Today, I want to look at how guitar production can accomplish just that. With guitars, you’re able to create textures paralleled by few other instruments. What’s more, you can use them in nearly any genre without sounding out of place – something many producers struggle with when trying to add synths to hard rock songs.
When done right, guitars can serve many different purposes in your music. It’s all about the production choices you make when writing, arranging, and mixing those parts!
Drastically Changing Your Sound
As much flexibility as they might have, guitar amps focus on doing one thing for your guitar: they make it louder.
Yes, each amp sounds a bit different based on its circuitry. Some are better clean platforms while others are intentionally high-gain to saturate and overdrive a bit easier, but there’s so much more to your tone than the guitar and the amp. You need effects if you’re going to get a truly unique texture for your song.
Effects can be anything from distortions to phasers to time-based effects, but they all work to change your sound. Getting into them and experimenting with different ones is not only fun, but it’s one of the most important things you can do to keep your sound from getting stale.

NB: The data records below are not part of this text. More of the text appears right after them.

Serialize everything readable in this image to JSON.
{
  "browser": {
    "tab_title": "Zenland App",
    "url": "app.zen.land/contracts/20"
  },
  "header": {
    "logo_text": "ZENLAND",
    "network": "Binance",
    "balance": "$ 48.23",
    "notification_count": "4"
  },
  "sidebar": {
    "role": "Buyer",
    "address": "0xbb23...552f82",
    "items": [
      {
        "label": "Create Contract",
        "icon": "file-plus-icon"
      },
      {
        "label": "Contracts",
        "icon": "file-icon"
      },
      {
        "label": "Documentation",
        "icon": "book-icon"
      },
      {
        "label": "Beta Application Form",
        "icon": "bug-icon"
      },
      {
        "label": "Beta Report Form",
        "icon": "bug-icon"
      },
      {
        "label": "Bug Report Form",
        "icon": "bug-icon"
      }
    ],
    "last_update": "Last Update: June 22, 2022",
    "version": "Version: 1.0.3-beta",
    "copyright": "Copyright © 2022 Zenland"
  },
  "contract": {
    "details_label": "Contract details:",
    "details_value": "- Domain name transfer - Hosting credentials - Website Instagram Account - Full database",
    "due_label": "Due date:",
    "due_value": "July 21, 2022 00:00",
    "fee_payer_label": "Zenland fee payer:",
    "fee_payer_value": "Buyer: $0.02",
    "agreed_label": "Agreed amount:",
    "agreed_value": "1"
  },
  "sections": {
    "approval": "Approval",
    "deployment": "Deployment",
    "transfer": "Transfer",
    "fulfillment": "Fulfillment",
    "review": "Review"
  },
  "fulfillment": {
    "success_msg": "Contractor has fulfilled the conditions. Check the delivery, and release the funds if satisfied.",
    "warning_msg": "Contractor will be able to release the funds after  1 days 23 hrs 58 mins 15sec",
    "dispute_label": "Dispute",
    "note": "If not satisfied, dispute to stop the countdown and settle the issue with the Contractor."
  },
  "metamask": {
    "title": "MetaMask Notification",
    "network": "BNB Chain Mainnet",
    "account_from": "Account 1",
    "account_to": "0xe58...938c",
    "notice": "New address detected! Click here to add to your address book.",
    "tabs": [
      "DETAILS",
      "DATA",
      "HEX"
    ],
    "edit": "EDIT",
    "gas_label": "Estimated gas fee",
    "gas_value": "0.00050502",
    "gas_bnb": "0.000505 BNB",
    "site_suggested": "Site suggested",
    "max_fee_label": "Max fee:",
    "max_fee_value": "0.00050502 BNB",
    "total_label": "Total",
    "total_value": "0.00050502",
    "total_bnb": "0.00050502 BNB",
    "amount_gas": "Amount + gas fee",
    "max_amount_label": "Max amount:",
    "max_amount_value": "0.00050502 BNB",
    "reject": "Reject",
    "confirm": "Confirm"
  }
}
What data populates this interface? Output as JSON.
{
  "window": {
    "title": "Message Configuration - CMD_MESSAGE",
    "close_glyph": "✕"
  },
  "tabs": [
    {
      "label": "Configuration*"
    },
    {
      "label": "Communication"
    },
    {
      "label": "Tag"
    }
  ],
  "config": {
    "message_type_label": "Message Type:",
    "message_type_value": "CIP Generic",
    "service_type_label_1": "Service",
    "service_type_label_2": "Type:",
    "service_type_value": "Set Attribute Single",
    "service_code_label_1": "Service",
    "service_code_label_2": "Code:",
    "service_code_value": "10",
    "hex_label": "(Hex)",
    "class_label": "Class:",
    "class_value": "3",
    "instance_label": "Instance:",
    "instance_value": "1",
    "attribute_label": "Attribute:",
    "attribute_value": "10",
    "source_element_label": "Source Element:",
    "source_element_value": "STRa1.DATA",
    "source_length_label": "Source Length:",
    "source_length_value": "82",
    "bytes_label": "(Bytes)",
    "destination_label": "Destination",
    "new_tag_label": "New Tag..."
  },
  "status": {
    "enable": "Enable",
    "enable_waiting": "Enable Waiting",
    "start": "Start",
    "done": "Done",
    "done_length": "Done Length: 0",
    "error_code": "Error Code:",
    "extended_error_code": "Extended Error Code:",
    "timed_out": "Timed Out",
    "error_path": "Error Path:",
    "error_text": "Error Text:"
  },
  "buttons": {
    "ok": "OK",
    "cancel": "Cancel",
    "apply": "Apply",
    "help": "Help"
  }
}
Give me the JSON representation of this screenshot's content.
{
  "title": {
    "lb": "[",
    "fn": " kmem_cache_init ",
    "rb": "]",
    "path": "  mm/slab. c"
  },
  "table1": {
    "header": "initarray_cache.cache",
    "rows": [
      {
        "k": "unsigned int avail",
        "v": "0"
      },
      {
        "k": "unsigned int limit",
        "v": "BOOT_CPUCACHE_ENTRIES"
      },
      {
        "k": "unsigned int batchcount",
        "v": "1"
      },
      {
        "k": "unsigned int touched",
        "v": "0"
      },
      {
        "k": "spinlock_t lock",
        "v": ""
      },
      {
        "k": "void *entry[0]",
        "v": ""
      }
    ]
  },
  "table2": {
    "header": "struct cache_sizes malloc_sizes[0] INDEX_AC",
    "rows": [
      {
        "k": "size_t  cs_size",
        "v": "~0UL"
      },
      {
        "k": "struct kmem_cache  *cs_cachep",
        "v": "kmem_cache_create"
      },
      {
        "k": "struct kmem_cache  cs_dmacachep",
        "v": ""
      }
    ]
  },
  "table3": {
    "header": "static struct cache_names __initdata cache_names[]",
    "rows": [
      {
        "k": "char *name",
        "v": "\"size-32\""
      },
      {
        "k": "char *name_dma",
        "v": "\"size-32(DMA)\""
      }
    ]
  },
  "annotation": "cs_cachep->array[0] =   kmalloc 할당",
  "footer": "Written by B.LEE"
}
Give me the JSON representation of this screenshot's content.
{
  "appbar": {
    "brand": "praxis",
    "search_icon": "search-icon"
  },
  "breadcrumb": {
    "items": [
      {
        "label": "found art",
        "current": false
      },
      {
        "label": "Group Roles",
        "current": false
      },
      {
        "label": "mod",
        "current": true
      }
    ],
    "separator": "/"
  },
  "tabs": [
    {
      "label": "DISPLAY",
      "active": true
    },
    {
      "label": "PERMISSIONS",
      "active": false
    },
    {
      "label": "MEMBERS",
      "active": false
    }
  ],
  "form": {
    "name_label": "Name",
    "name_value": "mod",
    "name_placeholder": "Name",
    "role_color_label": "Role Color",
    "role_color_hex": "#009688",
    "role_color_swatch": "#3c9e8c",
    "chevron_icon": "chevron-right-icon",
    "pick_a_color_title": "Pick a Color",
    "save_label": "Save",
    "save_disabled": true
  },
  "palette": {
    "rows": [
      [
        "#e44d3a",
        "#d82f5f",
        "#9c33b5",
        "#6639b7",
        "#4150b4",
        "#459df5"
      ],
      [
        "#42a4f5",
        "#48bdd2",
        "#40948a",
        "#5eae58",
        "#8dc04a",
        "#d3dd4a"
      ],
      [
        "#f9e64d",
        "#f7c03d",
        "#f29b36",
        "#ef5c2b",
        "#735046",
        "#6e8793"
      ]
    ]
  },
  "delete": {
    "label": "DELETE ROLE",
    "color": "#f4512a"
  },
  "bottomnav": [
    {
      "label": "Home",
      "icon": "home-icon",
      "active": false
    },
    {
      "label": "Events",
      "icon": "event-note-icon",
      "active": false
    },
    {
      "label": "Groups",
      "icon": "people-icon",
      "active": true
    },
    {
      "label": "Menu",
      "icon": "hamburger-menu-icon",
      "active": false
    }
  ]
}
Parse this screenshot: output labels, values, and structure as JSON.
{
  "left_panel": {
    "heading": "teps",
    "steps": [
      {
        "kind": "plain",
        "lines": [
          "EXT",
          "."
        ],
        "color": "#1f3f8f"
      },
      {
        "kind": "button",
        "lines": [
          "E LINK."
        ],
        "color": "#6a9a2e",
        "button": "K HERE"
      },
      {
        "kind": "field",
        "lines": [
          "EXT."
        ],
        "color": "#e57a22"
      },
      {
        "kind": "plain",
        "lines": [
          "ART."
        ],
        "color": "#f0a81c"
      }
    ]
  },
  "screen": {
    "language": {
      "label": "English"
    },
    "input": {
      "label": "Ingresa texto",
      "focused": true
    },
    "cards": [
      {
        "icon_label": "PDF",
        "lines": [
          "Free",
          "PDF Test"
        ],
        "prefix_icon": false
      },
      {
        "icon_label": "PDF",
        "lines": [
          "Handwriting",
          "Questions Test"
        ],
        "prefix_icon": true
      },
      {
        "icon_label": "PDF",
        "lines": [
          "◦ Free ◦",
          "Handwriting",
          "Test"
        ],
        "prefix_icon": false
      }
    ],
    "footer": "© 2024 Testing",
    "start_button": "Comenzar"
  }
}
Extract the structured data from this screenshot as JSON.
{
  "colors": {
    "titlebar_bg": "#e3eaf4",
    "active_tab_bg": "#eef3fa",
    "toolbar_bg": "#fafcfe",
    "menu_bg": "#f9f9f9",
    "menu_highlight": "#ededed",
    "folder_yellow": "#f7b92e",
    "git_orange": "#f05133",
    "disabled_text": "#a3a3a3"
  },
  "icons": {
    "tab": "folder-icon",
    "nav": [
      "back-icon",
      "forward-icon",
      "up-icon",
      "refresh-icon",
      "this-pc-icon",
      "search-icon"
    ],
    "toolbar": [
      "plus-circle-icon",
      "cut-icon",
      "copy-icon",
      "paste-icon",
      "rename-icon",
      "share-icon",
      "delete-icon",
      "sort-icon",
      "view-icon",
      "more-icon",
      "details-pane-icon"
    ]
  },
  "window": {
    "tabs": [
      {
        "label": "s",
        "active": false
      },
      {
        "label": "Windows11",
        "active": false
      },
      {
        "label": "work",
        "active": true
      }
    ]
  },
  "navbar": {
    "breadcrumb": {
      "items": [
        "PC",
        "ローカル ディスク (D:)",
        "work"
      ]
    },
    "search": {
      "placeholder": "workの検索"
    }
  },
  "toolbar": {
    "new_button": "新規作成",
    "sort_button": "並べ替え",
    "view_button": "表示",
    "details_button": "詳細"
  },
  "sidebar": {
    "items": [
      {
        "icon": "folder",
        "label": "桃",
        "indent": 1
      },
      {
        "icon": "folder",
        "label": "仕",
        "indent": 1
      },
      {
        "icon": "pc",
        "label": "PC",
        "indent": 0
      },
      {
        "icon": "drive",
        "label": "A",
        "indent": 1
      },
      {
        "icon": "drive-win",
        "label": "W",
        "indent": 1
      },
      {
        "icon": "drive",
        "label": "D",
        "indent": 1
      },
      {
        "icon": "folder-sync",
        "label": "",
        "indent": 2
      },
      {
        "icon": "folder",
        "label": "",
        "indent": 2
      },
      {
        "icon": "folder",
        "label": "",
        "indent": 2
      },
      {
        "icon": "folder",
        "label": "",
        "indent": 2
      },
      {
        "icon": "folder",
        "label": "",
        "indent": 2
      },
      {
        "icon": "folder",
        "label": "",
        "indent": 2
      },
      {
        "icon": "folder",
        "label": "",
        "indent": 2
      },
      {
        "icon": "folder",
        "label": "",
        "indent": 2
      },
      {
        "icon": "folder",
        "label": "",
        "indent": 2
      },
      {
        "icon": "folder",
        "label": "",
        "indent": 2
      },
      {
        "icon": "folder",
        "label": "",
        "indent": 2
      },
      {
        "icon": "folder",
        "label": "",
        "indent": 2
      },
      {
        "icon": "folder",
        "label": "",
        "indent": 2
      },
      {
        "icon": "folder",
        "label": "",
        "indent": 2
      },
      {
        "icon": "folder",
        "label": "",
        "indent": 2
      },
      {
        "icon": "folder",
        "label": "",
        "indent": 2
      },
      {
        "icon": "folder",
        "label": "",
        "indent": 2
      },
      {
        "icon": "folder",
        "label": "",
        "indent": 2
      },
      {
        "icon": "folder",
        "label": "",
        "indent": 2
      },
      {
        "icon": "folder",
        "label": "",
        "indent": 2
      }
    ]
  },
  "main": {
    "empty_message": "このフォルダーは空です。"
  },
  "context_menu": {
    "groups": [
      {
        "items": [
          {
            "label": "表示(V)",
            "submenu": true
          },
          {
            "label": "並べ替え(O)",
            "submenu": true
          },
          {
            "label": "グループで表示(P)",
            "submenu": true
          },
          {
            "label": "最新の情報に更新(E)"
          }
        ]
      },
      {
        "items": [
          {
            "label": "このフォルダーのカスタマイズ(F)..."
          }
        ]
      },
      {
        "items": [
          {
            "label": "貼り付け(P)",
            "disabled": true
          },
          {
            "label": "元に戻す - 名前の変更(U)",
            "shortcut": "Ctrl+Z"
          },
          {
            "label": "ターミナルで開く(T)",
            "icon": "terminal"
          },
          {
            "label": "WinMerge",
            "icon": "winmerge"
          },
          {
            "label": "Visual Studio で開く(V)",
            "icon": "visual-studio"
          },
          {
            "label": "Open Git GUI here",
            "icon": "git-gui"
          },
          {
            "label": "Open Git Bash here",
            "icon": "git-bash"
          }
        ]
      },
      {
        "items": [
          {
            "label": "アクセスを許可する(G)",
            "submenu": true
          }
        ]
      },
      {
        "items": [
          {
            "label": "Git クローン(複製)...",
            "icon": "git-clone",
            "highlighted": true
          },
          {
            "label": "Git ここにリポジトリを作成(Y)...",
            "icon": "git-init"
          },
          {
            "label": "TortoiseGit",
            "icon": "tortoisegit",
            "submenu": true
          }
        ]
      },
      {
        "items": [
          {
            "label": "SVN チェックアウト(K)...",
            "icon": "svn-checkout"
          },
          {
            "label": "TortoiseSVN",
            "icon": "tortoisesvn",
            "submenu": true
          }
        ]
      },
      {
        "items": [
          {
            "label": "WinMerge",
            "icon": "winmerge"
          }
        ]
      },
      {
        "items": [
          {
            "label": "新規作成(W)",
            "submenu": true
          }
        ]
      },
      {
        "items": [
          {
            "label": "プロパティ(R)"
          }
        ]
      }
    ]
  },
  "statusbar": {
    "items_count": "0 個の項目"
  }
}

Even in the heaviest mixes, a shimmering, chorusing guitar part can fit in adding subtle ambience to a song. Buzzy, fuzzed-out riffs add a stark contrast to clean tones and even wah, which is essentially just an EQ sweep, can make your listener’s ears perk up with interest.
The weirder a sound you can achieve, the better it’ll be for your overall production.
Use Stacks To Create Movement
A song is all about push and pull. It’s about creating rising actions that build to a crescendo and then burst at the seams. Effects alone aren’t going to get you there and lyrics aren’t either. Songs demand dynamics.
For a subtle boost of dynamics in a rock song, consider using guitar stacks to your advantage. Many producers and engineers will quad track guitars for an especially massive mix, but they’re not all using them effectively.
The next time you go to layer guitars in your song, try doing a double in the verses and quad tracking in the chorus. What you should find is that simply following this basic technique will give you that sort of pushing and pulling motion between the two, even though the entire song might be loud and aggressive.
People don’t realize how much harmonic density drives dynamics and that’s a good thing for those who do. It means you can work to subtly create movement in your songs without the end result being jarring or disjointed.
Just look at how effective these techniques are for producers like Pablo Barco Perez:
As you can tell, he’s doing a little bit of everything to create motion and complexity in his guitar mix. Borrow inspiration from other genres, use techniques popularized by other players or producers, or come up with something all your own!
Start Dialing In Better Tones
Ultimately, nothing flashy needs to be done if you’re properly arranging your guitar parts and getting tight, professional tones. Sometimes, all you need to do is work on your critical listening skills to match your tone to the tones you hear in your favorite songs.
Our Toneforge Bootcamp course is the perfect way to start down that path – giving you hours of content designed to help you identify good tone, match it in your DAW, then mix it in a way that works with your song.